# Materials provided:
****

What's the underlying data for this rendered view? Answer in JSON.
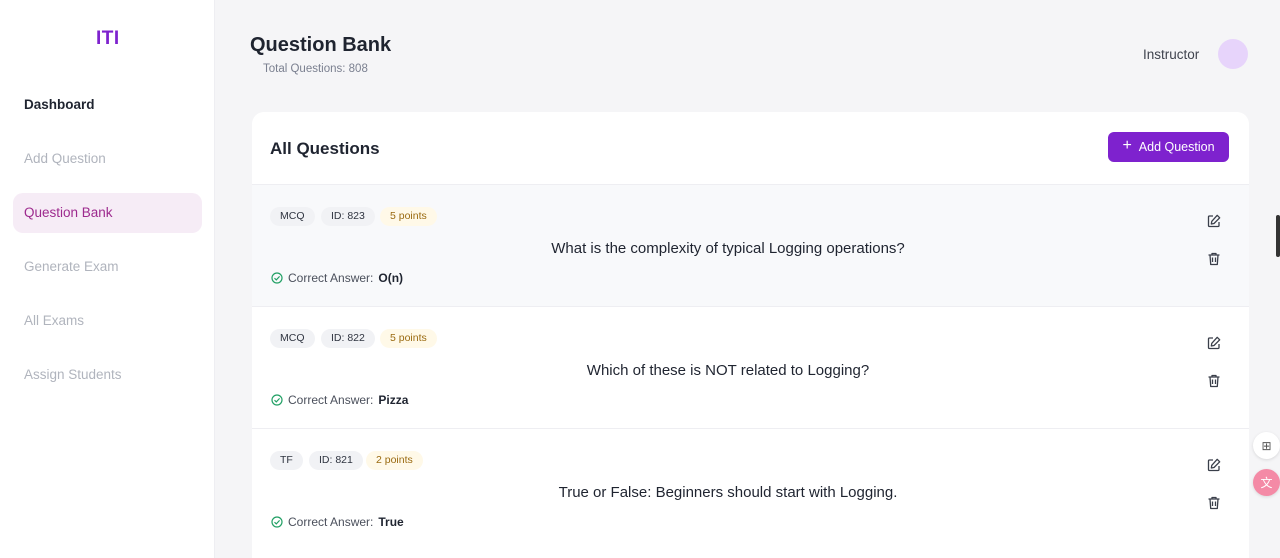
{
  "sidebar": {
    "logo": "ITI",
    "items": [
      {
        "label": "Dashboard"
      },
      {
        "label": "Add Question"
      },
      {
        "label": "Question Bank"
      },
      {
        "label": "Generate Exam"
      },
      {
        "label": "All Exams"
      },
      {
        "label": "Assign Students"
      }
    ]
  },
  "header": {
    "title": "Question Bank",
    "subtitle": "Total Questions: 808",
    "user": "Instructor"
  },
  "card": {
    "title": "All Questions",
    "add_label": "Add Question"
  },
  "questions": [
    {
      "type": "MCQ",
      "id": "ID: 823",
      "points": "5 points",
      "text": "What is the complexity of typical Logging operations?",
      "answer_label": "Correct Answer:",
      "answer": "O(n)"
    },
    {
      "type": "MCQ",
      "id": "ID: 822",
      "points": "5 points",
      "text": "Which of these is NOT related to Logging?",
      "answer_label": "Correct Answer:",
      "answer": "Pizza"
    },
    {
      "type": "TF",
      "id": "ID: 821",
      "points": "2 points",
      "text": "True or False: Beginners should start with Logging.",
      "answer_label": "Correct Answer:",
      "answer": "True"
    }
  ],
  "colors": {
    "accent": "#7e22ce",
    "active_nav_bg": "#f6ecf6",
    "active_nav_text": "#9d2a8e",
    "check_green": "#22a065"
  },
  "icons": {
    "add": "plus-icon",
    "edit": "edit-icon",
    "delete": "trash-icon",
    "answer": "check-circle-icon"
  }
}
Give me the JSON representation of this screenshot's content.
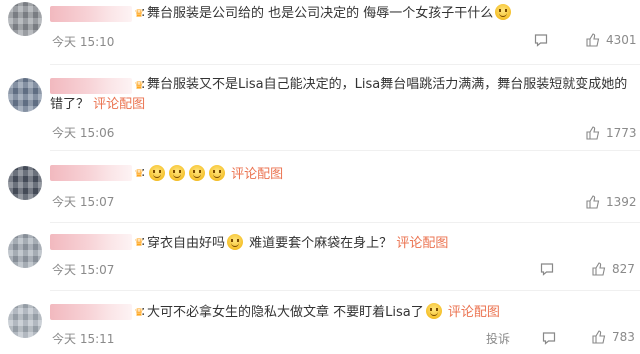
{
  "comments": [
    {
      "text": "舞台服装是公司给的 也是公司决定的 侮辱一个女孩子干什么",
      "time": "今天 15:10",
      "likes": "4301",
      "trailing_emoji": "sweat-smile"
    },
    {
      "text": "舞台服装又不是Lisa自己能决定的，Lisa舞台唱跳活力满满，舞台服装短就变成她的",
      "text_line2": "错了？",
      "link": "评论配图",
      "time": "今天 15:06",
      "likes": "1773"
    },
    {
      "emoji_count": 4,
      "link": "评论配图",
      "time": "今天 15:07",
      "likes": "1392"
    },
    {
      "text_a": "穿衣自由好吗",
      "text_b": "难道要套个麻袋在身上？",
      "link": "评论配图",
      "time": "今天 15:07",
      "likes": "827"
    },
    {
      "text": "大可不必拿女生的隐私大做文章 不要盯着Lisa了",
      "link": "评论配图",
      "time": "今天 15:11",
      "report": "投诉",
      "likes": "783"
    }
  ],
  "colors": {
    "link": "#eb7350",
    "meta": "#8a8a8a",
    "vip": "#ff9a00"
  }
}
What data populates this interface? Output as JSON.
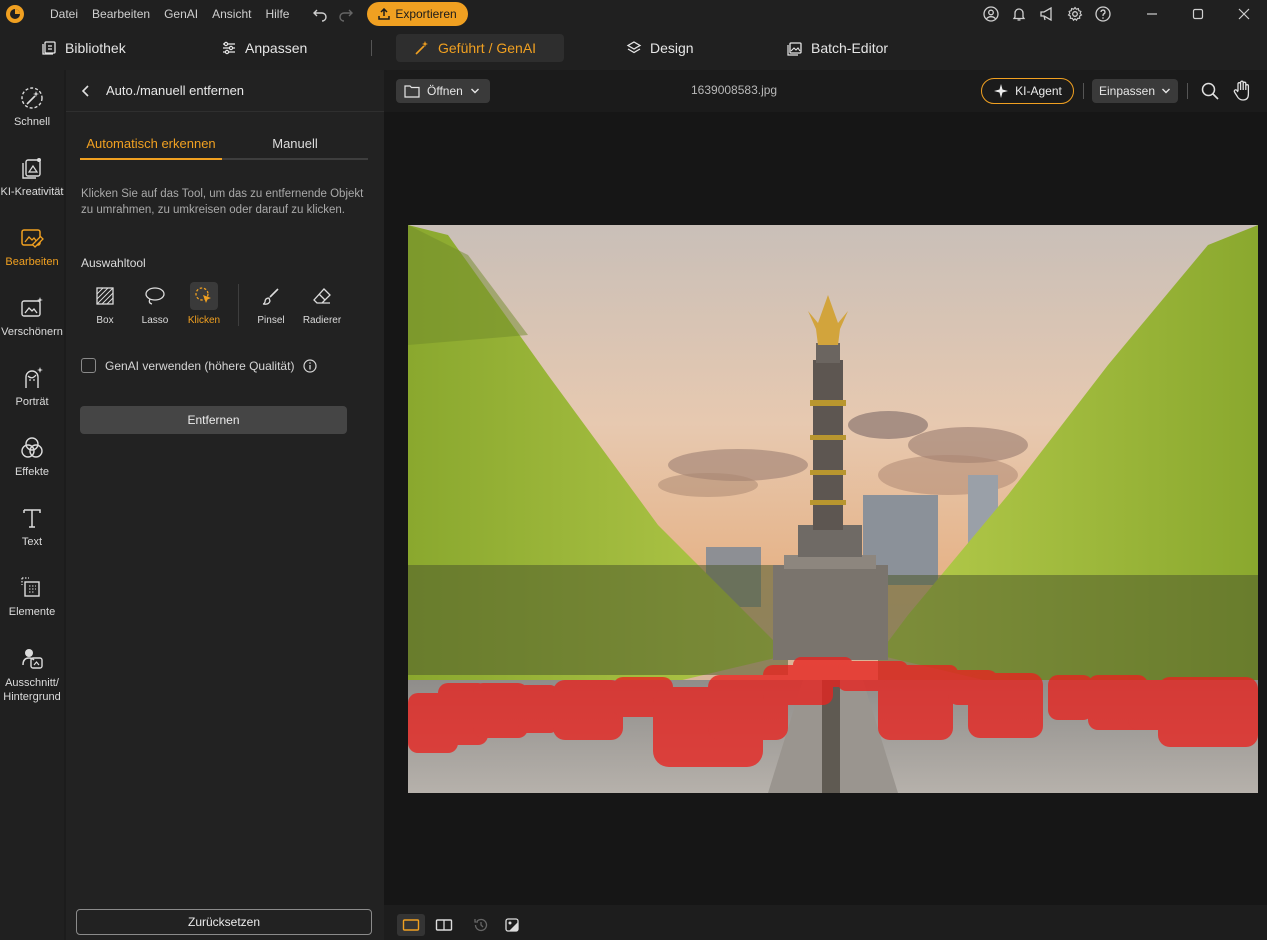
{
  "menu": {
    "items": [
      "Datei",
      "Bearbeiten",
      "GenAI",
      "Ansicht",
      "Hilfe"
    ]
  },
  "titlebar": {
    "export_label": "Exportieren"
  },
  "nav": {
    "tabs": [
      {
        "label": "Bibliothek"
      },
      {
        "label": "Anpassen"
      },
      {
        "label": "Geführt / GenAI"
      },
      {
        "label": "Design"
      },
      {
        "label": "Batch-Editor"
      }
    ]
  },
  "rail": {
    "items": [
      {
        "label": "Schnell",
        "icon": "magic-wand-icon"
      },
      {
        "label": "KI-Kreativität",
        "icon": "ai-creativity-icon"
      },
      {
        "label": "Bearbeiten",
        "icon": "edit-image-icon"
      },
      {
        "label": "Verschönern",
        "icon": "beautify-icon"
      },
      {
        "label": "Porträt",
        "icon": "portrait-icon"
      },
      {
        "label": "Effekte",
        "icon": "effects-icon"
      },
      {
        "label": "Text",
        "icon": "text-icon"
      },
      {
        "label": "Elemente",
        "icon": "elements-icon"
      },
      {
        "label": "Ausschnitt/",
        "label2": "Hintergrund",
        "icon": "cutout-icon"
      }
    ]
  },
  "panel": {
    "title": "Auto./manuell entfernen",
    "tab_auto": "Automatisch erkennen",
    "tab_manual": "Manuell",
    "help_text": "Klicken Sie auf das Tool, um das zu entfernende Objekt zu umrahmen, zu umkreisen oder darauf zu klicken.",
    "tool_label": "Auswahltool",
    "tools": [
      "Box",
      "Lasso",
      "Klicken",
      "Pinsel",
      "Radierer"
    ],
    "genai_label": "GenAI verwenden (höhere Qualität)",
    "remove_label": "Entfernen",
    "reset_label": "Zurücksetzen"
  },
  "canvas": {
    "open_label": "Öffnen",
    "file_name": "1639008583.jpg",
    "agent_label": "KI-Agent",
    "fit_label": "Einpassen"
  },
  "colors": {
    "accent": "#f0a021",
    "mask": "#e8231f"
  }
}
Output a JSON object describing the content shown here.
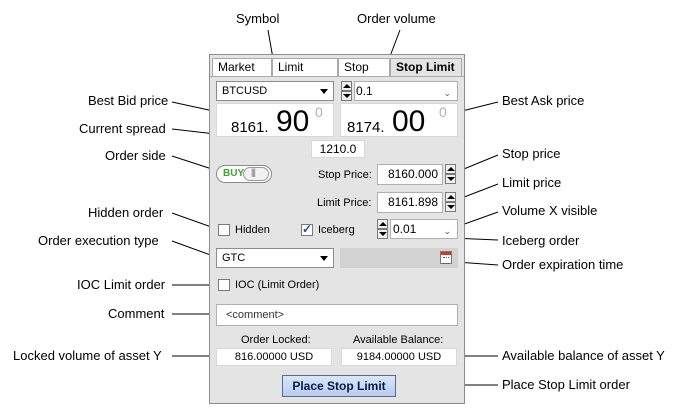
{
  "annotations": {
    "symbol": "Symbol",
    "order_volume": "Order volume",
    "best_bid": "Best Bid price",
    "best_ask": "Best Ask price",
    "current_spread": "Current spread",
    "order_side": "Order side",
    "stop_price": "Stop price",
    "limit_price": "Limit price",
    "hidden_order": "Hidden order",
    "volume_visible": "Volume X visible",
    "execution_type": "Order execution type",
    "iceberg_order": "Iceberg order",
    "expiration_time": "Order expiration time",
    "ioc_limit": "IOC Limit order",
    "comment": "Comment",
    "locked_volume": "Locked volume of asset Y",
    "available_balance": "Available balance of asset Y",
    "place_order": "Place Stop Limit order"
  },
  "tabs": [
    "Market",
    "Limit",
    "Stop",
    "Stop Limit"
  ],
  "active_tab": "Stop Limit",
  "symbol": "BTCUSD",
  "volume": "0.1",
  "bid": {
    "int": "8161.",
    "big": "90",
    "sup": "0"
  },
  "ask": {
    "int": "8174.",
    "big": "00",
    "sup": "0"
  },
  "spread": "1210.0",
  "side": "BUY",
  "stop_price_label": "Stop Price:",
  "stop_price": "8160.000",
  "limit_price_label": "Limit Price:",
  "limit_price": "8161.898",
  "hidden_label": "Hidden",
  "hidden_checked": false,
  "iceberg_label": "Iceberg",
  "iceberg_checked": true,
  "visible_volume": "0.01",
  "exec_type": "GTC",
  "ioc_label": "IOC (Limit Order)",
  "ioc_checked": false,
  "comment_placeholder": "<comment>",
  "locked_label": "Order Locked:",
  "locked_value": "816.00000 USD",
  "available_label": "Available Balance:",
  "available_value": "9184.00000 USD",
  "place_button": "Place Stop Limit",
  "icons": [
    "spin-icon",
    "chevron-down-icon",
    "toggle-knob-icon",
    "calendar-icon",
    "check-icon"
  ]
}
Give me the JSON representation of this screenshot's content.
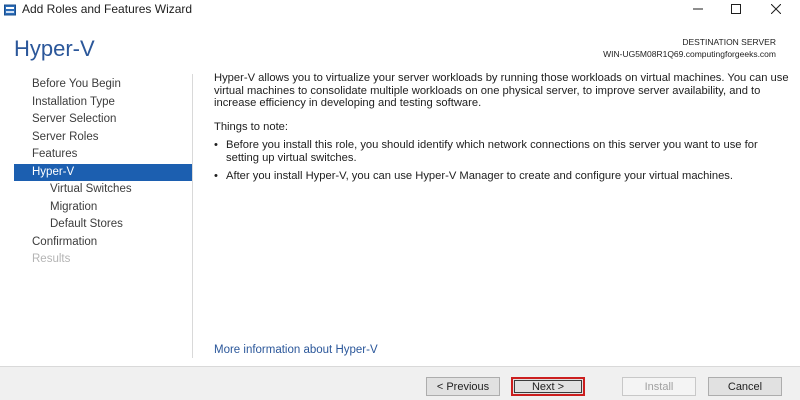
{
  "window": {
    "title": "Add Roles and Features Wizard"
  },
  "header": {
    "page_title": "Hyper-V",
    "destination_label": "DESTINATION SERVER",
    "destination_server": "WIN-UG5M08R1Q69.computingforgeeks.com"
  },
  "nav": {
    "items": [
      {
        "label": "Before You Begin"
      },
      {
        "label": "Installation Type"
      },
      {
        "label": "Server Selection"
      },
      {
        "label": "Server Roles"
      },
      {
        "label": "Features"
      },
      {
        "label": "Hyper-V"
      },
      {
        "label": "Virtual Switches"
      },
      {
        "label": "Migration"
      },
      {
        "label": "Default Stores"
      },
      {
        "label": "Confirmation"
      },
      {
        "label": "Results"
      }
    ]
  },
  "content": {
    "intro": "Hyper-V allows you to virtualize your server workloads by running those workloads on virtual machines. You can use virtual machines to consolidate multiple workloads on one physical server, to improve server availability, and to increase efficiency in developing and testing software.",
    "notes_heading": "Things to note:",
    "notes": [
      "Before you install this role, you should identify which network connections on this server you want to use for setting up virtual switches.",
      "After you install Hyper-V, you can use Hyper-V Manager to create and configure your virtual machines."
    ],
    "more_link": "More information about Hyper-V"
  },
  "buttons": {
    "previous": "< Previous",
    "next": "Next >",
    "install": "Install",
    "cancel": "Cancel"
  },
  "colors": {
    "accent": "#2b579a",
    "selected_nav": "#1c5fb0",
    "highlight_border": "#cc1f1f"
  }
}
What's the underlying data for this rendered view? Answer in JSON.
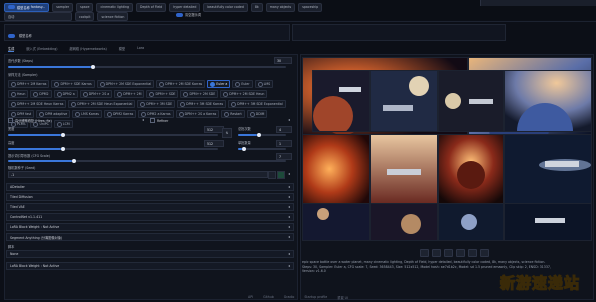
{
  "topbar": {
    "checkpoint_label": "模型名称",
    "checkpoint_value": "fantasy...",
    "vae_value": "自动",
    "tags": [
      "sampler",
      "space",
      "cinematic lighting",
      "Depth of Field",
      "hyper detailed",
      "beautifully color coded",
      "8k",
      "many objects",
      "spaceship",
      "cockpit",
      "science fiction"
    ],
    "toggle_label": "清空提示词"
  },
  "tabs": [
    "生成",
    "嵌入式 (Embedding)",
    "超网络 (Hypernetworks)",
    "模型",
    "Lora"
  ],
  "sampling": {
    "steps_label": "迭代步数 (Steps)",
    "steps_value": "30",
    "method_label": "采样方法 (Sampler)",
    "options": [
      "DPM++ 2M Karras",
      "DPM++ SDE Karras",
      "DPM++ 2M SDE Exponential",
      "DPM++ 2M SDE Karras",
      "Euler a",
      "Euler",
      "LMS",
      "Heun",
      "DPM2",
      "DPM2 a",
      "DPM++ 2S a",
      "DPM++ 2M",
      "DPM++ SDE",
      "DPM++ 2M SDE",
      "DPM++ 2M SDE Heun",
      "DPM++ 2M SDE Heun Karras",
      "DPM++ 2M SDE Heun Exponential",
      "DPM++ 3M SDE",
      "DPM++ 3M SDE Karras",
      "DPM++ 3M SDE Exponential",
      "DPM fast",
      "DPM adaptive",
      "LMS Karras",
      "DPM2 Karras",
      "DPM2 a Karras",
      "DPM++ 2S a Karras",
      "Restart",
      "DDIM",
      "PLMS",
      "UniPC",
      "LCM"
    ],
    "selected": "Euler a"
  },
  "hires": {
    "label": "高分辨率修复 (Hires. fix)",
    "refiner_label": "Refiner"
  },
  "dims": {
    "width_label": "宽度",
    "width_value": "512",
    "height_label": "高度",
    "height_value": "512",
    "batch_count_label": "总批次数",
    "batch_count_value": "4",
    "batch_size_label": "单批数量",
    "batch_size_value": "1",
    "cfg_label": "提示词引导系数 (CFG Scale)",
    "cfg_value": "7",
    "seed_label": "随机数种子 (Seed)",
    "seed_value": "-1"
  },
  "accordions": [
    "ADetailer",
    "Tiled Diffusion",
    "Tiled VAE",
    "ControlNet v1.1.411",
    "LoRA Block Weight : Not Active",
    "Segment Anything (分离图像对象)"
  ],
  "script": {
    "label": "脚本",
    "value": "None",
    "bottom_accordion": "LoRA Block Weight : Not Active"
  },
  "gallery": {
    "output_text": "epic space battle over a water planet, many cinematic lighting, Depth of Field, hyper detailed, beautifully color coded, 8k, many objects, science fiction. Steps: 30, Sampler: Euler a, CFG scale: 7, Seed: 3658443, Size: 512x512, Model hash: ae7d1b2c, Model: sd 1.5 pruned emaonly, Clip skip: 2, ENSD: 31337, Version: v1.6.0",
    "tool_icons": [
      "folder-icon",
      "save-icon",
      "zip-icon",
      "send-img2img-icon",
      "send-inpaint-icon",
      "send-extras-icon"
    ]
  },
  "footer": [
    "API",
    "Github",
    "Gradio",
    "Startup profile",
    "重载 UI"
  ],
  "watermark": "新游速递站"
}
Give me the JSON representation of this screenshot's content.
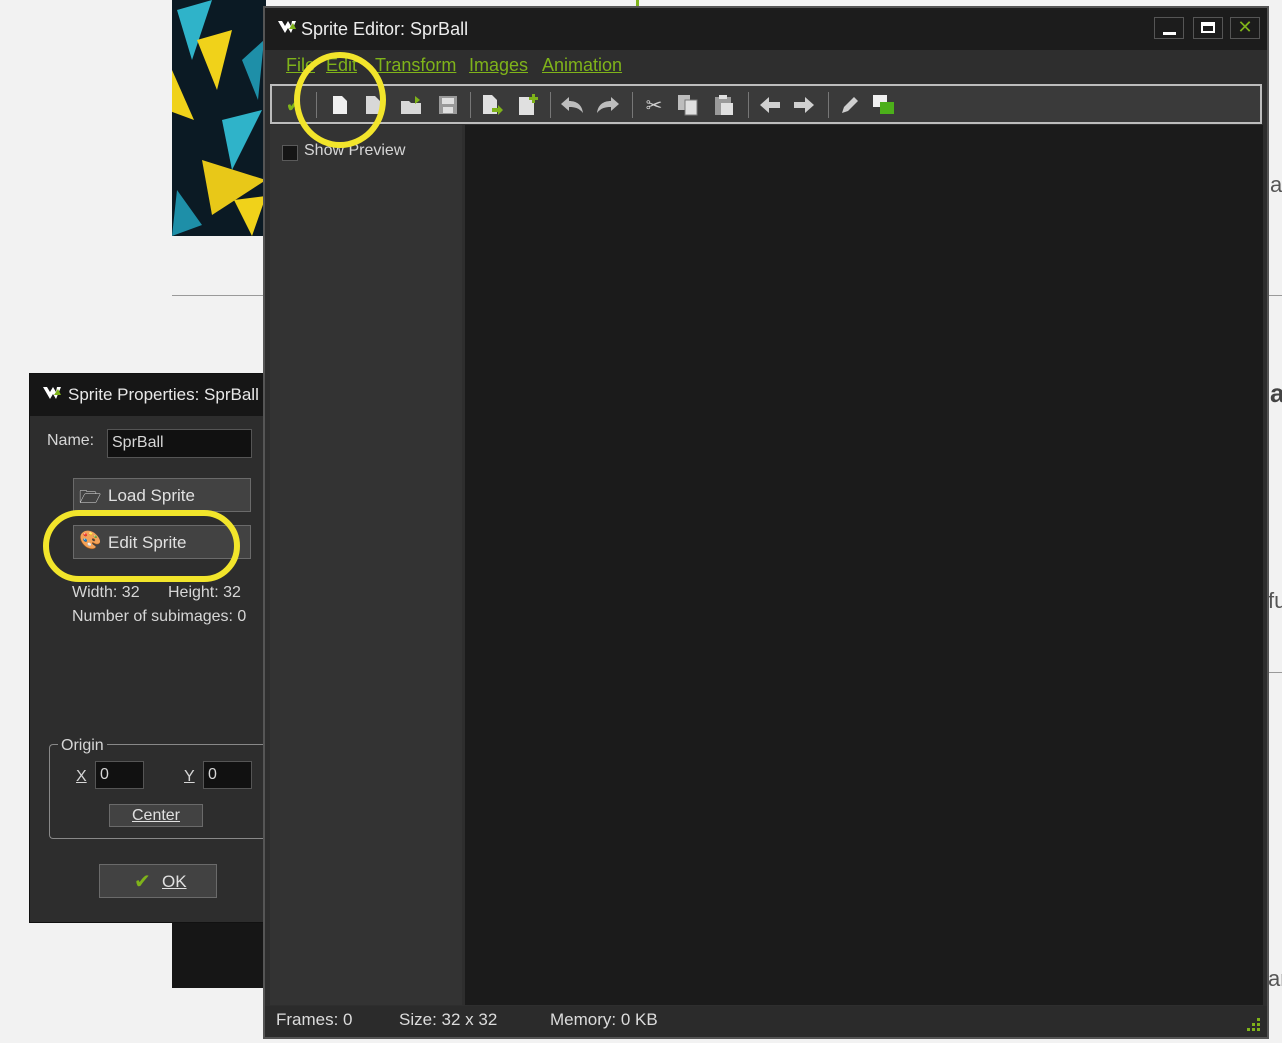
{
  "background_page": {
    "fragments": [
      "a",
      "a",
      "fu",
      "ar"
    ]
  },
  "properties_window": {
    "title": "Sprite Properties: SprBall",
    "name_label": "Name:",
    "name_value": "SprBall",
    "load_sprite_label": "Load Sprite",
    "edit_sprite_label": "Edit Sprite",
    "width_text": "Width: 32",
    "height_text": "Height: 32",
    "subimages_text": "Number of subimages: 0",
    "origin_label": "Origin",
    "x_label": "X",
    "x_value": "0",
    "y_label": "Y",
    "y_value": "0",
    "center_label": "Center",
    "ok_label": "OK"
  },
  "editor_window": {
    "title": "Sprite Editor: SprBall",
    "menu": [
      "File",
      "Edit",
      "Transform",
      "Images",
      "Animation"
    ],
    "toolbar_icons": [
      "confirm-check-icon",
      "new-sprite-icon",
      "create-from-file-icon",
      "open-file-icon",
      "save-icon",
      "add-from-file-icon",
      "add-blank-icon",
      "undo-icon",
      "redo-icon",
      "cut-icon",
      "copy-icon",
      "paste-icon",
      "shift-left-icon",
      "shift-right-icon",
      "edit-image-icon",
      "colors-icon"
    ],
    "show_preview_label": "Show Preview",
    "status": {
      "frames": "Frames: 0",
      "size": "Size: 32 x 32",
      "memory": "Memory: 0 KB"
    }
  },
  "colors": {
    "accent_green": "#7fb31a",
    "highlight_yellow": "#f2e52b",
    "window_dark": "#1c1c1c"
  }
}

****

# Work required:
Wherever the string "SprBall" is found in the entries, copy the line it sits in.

# Written solution:
    "title": "Sprite Properties: SprBall",
    "name_value": "SprBall",
    "title": "Sprite Editor: SprBall",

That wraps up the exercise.